As I've been reading this series, I've seen several discussions on the order in which the entire Foundation series should be read. Asimov himself, in the foreword to this volume, gives a chronological order in which the books take place, from the Robot books to the Empire books, through the Foundation books. He doesn't necessarily say that the books should be read in this order, but he does clarify the timeline in which they all take place. What's interesting to me, though, is the folks who vehemently say the books should be read in chronological order. It doesn't make any sense to me. As for why, well, I'll get to that as soon as I make a spoiler warning. Stop here lest you learn too much.
A handful of the major revelations of the series -- from the identity of Aurora and Earth to the reveal that the robots are a part of the Foundation series -- are revealed here in this novel. And while Asimov hinted at the existence of robots in the last two volumes of the series proper (not counting this one and the next one), he never really made it a full reveal until volume five. Were readers to start here, they wouldn't have that wonder about the mystery.

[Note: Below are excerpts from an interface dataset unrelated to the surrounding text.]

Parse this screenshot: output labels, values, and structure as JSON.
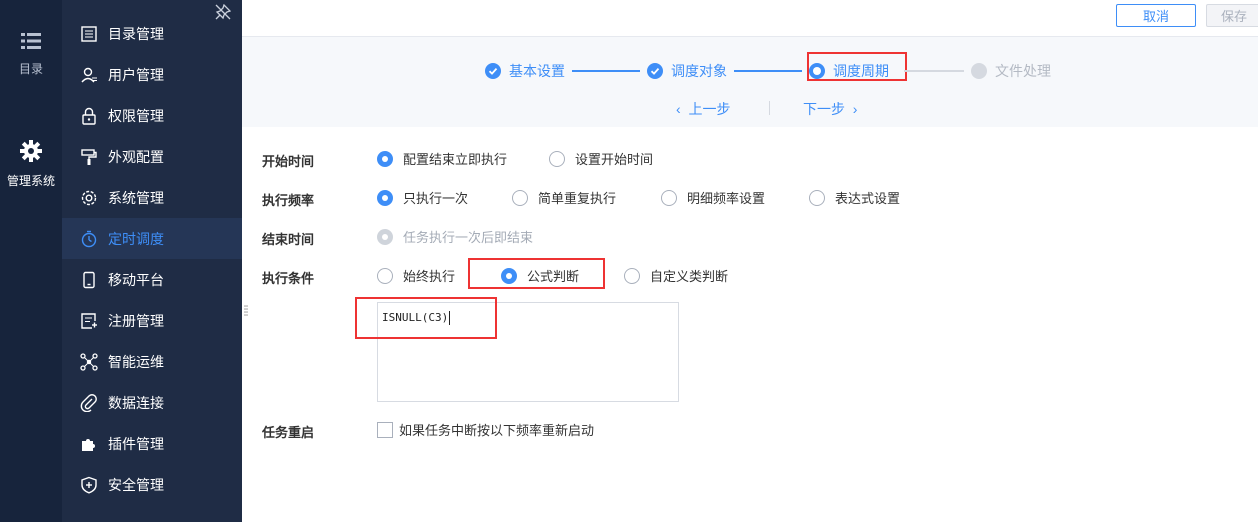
{
  "rail": {
    "directory_label": "目录",
    "system_label": "管理系统"
  },
  "sidebar": {
    "items": [
      {
        "label": "目录管理",
        "icon": "list-icon"
      },
      {
        "label": "用户管理",
        "icon": "user-icon"
      },
      {
        "label": "权限管理",
        "icon": "lock-icon"
      },
      {
        "label": "外观配置",
        "icon": "paint-roller-icon"
      },
      {
        "label": "系统管理",
        "icon": "gear-icon"
      },
      {
        "label": "定时调度",
        "icon": "stopwatch-icon",
        "active": true
      },
      {
        "label": "移动平台",
        "icon": "mobile-icon"
      },
      {
        "label": "注册管理",
        "icon": "register-icon"
      },
      {
        "label": "智能运维",
        "icon": "network-icon"
      },
      {
        "label": "数据连接",
        "icon": "paperclip-icon"
      },
      {
        "label": "插件管理",
        "icon": "puzzle-icon"
      },
      {
        "label": "安全管理",
        "icon": "shield-icon"
      }
    ]
  },
  "toolbar": {
    "cancel_label": "取消",
    "save_label": "保存"
  },
  "steps": {
    "items": [
      {
        "label": "基本设置",
        "state": "done"
      },
      {
        "label": "调度对象",
        "state": "done"
      },
      {
        "label": "调度周期",
        "state": "current"
      },
      {
        "label": "文件处理",
        "state": "pending"
      }
    ],
    "prev_label": "上一步",
    "next_label": "下一步"
  },
  "form": {
    "start_time": {
      "label": "开始时间",
      "options": [
        "配置结束立即执行",
        "设置开始时间"
      ],
      "selected": "配置结束立即执行"
    },
    "frequency": {
      "label": "执行频率",
      "options": [
        "只执行一次",
        "简单重复执行",
        "明细频率设置",
        "表达式设置"
      ],
      "selected": "只执行一次"
    },
    "end_time": {
      "label": "结束时间",
      "options": [
        "任务执行一次后即结束"
      ],
      "selected": "任务执行一次后即结束"
    },
    "condition": {
      "label": "执行条件",
      "options": [
        "始终执行",
        "公式判断",
        "自定义类判断"
      ],
      "selected": "公式判断",
      "formula": "ISNULL(C3)"
    },
    "restart": {
      "label": "任务重启",
      "checkbox_label": "如果任务中断按以下频率重新启动",
      "checked": false
    }
  },
  "colors": {
    "accent": "#3e8ef7",
    "sidebar_bg": "#1f2c45",
    "rail_bg": "#17243c",
    "highlight": "#ee3333"
  }
}
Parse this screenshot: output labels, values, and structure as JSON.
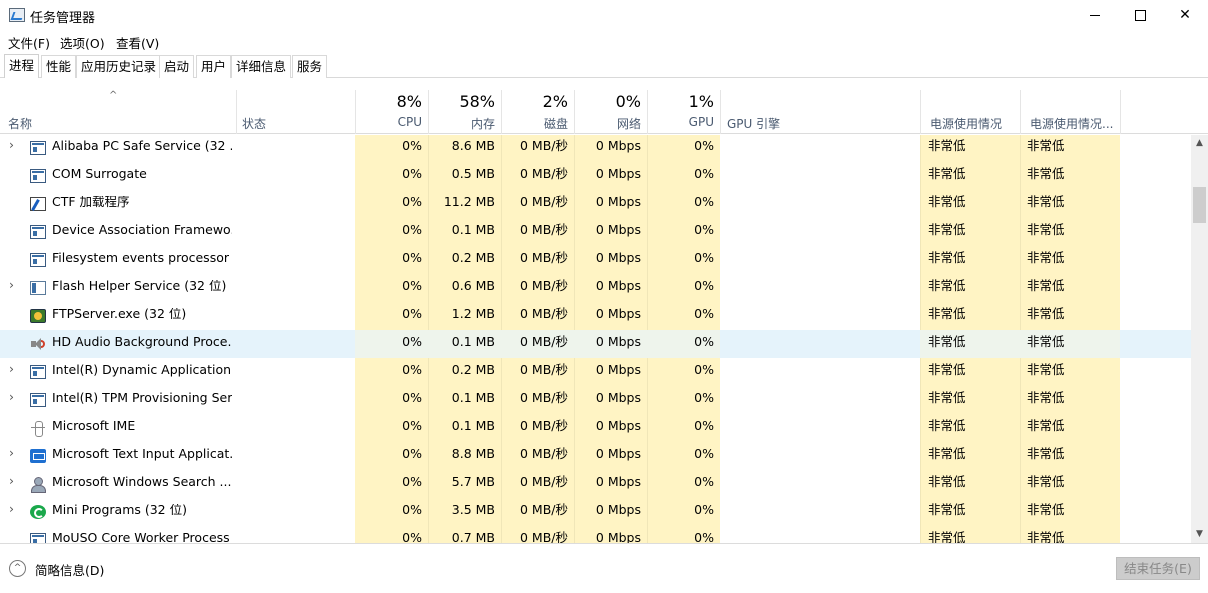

As I was reading some further discussions on the Internet about the proper reading order, one comment stood out to me, that stories are told in a particular order, and that each succeeding part of the story builds on what has come already. Even if the story doesn't take place in that order, the story is told in that order, and that's what's important. And I agree wholeheartedly. I can't understand how anyone could be familiar with this series and recommend it be read in chronological order.
Prelude to Foundation deviates from the regular story to tell us a bit about Hari Seldon and how the idea of psychohistory was seeded in his brain. It reads more like a technical adventure novel than a groundbreaking, world-building science-fiction novel, but it's readable and entertaining. The ideas behind this particular story is less intriguing than those raised in the first five books, but if I have to suffer some mindless fiction to get an entertaining read, then I'll take it. My biggest complaints about the first five volumes were regarding how dry and uninteresting (story-wise) they were.
I was pleased to see that Asimov took a more progressive look at women in this novel. Myself, I saw it as an apology of sorts for how he had regarded them in the previous five books, but that's just me. Regardless, he devoted a good chunk of the book to portraying a society where women were truly subservient and submissive and showed the other characters' outrage at such treatment. I'll take it.
Asimov still stuck to the same theme that he had grasped so far in the series, where very little about the world in his series is about free will. There are still grand orchestrations behind the scenes that result in the major changes that take place, and it seems odd that these changes are brought about by one individual. Not having read the Robot stories, I'm at a bit of a disadvantage as I try to place Daneel's motivations for orchestrating such a move, but it does make a bit of sense. If a robot is entrusted to protect humanity, then wouldn't it make sense for it to go to such lengths to do so?
I have one more to go in Asimov's series (and, in true form, I couldn't resist getting the Brin-Binford-Bear trilogy to wrap all of it up), and I won't lie: I'm looking forward to being done with it. Having come this far with it, though, I'm not willing to not see it all the way through. Plus, if I was as entertained by this volume as I was, shouldn't I expect the next one to be even more entertaining?